» **SUPPLIED MATERIAL**:

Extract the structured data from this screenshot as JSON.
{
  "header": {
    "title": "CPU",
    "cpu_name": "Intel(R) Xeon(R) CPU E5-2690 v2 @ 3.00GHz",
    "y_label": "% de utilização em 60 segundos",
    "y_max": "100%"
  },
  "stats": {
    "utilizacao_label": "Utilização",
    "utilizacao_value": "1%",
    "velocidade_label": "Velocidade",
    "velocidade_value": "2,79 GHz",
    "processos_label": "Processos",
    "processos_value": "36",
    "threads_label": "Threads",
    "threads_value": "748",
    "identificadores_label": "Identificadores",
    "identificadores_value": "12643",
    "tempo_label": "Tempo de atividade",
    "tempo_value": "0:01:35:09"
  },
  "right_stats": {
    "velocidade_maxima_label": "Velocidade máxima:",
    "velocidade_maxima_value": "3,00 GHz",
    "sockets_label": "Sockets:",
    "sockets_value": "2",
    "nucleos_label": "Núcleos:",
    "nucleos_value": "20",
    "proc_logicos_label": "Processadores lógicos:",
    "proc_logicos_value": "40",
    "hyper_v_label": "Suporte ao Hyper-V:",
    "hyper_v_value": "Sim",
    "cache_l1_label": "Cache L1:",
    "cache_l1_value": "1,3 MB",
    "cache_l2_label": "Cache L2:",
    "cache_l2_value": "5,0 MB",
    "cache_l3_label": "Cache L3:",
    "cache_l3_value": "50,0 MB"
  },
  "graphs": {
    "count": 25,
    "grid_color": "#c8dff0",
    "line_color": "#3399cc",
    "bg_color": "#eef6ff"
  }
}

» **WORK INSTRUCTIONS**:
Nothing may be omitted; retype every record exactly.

» **RESULT FOR THIS TASK**:
Extract the structured data from this screenshot as JSON.
{
  "header": {
    "title": "CPU",
    "cpu_name": "Intel(R) Xeon(R) CPU E5-2690 v2 @ 3.00GHz",
    "y_label": "% de utilização em 60 segundos",
    "y_max": "100%"
  },
  "stats": {
    "utilizacao_label": "Utilização",
    "utilizacao_value": "1%",
    "velocidade_label": "Velocidade",
    "velocidade_value": "2,79 GHz",
    "processos_label": "Processos",
    "processos_value": "36",
    "threads_label": "Threads",
    "threads_value": "748",
    "identificadores_label": "Identificadores",
    "identificadores_value": "12643",
    "tempo_label": "Tempo de atividade",
    "tempo_value": "0:01:35:09"
  },
  "right_stats": {
    "velocidade_maxima_label": "Velocidade máxima:",
    "velocidade_maxima_value": "3,00 GHz",
    "sockets_label": "Sockets:",
    "sockets_value": "2",
    "nucleos_label": "Núcleos:",
    "nucleos_value": "20",
    "proc_logicos_label": "Processadores lógicos:",
    "proc_logicos_value": "40",
    "hyper_v_label": "Suporte ao Hyper-V:",
    "hyper_v_value": "Sim",
    "cache_l1_label": "Cache L1:",
    "cache_l1_value": "1,3 MB",
    "cache_l2_label": "Cache L2:",
    "cache_l2_value": "5,0 MB",
    "cache_l3_label": "Cache L3:",
    "cache_l3_value": "50,0 MB"
  },
  "graphs": {
    "count": 25,
    "grid_color": "#c8dff0",
    "line_color": "#3399cc",
    "bg_color": "#eef6ff"
  }
}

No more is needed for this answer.